The strongest solar flare detected in years erupted from the Sun on Wednesday according to The Sun. The violent volley of particles is said to have caused blackouts in Australia, the Western Pacific, and eastern Asia.
It’s one of 19 flares to have emerged from an unusually active sunspot in recent days, according to astronomer Dr. Tony Phillips. Writing on his website spaceweather.com, which tracks the sun’s activity, he predicted more flares throughout this week.
“The fusillade is likely to continue as colossal sunspot complex AR2993-94 turns toward Earth in the days ahead,” Dr. Phillips said. The flurry of activity could trigger showings of the Northern Lights as solar radiation strikes Earth’s atmosphere.

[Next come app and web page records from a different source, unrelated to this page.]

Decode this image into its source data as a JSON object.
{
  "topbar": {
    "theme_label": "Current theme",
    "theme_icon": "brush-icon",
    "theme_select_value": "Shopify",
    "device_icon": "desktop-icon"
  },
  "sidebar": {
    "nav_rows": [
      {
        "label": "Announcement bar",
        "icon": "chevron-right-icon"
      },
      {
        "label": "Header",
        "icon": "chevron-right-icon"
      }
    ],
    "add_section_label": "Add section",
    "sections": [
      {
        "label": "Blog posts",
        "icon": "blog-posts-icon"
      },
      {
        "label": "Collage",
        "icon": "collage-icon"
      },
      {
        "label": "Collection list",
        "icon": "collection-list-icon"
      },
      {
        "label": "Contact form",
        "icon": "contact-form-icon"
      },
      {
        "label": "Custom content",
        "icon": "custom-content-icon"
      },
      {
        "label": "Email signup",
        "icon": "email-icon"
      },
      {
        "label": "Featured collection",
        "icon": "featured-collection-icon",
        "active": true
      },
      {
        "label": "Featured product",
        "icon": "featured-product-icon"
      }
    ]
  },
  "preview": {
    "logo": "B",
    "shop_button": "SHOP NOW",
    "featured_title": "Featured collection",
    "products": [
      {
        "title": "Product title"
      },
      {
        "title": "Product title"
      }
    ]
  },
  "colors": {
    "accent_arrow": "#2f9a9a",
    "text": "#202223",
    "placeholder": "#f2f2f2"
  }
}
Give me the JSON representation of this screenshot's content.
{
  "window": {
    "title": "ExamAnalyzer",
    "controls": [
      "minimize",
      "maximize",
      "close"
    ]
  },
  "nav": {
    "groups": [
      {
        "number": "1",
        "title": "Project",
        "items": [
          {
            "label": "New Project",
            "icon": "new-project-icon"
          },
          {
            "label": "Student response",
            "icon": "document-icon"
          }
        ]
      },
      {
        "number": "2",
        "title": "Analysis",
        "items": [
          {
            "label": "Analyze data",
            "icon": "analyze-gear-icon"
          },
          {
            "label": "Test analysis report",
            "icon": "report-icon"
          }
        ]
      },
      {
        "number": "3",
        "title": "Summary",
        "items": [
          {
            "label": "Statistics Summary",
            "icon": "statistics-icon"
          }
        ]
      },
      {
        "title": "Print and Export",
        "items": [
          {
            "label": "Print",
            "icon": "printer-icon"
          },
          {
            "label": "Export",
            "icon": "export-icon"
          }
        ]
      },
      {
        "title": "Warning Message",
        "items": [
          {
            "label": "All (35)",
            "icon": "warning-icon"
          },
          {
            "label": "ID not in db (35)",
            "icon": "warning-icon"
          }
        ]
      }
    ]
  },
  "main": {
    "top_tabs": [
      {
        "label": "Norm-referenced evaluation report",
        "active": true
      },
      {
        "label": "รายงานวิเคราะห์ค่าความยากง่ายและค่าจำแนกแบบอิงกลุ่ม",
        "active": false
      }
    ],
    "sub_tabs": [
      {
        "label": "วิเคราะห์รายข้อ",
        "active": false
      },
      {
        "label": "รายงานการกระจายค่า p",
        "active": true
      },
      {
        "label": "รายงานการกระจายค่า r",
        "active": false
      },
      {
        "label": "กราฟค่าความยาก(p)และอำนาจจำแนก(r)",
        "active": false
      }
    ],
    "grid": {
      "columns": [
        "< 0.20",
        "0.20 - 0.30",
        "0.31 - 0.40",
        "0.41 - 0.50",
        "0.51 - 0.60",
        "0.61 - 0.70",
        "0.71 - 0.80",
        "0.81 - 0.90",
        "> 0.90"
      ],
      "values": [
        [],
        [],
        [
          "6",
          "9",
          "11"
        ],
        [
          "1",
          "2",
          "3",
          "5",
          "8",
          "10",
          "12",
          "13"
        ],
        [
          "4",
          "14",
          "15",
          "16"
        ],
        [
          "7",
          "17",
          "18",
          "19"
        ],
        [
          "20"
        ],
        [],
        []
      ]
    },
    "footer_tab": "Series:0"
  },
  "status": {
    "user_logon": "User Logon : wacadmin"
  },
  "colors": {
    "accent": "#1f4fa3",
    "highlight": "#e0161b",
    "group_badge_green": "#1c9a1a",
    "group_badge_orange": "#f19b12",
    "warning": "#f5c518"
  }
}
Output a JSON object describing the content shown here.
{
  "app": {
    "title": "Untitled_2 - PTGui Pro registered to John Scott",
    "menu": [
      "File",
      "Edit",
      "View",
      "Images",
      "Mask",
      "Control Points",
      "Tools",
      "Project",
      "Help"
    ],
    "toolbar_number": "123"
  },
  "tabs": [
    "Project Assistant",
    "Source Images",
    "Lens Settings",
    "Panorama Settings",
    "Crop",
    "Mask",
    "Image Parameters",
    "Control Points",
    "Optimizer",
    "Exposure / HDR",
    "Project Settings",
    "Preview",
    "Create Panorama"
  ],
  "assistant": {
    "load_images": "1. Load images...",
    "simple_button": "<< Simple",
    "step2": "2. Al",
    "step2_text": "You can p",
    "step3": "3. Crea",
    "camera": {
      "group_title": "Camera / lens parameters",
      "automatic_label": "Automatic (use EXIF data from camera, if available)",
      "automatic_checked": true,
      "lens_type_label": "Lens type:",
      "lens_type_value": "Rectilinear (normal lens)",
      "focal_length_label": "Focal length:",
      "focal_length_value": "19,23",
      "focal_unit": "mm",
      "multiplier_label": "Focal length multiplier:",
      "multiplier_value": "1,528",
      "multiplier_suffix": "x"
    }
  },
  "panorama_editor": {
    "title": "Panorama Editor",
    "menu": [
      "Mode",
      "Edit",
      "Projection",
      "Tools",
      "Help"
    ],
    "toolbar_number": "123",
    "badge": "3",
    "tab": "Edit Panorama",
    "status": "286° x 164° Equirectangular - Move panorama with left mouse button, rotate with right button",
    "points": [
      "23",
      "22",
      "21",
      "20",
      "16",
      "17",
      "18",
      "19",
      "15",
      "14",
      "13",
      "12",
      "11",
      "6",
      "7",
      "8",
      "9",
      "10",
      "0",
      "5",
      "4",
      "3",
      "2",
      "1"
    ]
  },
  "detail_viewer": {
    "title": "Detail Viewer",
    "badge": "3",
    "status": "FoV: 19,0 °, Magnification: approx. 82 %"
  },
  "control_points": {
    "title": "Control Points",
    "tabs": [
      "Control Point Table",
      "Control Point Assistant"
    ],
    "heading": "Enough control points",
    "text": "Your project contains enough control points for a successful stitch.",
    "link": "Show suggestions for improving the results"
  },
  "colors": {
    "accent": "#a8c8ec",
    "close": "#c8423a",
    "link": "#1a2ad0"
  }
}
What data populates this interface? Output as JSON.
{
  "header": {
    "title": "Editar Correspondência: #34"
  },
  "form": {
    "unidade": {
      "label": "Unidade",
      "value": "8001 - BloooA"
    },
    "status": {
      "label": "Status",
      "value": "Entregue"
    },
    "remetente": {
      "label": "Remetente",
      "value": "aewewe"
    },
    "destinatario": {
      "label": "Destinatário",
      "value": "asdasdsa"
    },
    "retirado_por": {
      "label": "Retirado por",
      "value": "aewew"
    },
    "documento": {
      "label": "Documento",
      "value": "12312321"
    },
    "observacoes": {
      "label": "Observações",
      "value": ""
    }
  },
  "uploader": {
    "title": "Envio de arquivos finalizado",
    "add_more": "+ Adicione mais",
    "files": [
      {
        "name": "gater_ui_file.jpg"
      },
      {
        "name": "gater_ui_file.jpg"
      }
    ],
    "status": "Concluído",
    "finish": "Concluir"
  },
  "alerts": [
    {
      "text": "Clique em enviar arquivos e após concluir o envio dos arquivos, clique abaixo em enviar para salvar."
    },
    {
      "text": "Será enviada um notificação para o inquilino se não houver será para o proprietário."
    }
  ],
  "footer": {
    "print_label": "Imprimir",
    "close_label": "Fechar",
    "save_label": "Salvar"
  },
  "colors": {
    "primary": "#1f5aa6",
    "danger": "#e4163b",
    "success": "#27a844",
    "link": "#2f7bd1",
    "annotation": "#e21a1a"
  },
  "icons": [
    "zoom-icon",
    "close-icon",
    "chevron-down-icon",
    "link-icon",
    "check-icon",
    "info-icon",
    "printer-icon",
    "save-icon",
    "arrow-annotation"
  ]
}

The flare was classified as an X2.2. X-class flares are the strongest category measured by scientists, and higher numbers following the X represent an increase in the power of the eruption.
NASA recorded a few X1 flares in the past year, but this is the strongest seen since the sun-blasted off a pair of monster X-class flares, including an X9, in the second week of September 2017. The strongest flare ever observed was in excess of X28, in 2003. The latest explosion was accompanied by a coronal mass ejection, which is charged plasma that moves slower and can create gorgeous auroras when it collides with Earth’s magnetic field.
But because the eruption was located on the side of the sun from the perspective of Earth, those particles weren’t aimed in our direction and won’t be hitting our planet. The energy emitted by a flare, on the other hand, moves at the speed of light and propagates in all directions throughout the solar system, which is why it caused the radio blackout the same time the flare could be seen.